══ Dataset extract
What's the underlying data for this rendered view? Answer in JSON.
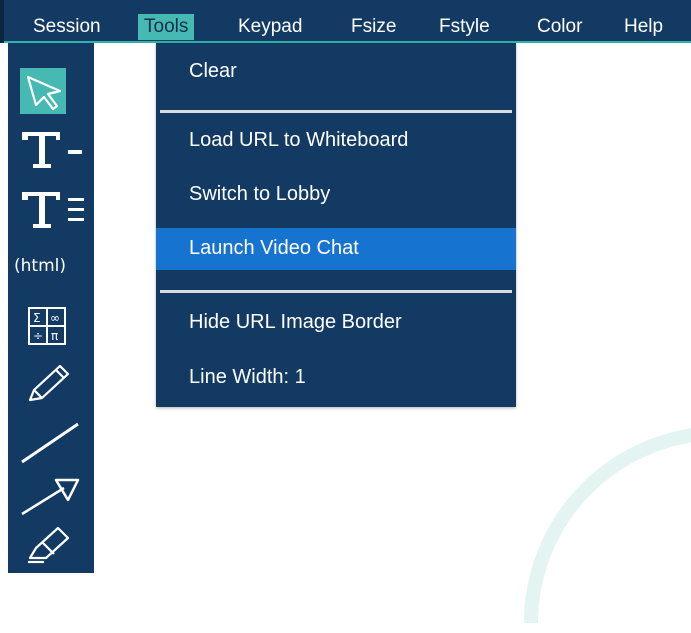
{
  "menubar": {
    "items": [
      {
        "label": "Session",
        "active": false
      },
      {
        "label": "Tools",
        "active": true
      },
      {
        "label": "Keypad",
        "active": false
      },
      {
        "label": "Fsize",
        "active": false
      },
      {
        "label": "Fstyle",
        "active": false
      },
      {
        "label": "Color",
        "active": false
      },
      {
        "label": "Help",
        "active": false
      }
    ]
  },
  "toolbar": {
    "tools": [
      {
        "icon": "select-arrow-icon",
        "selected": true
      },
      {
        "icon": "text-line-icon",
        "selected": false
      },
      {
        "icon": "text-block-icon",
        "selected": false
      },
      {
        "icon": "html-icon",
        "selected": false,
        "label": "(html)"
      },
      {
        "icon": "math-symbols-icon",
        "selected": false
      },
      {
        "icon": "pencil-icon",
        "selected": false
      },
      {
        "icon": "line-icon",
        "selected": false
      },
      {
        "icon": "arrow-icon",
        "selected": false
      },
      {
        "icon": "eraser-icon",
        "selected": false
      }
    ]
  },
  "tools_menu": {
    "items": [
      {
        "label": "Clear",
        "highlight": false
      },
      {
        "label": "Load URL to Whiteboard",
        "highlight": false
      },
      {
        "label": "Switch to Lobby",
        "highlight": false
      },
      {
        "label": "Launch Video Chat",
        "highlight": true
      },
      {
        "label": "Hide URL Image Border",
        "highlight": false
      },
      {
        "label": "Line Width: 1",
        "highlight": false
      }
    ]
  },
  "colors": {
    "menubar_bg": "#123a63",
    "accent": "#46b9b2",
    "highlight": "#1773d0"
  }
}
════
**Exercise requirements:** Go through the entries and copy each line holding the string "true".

**Problem solution:**
        "active": true
        "selected": true
        "highlight": true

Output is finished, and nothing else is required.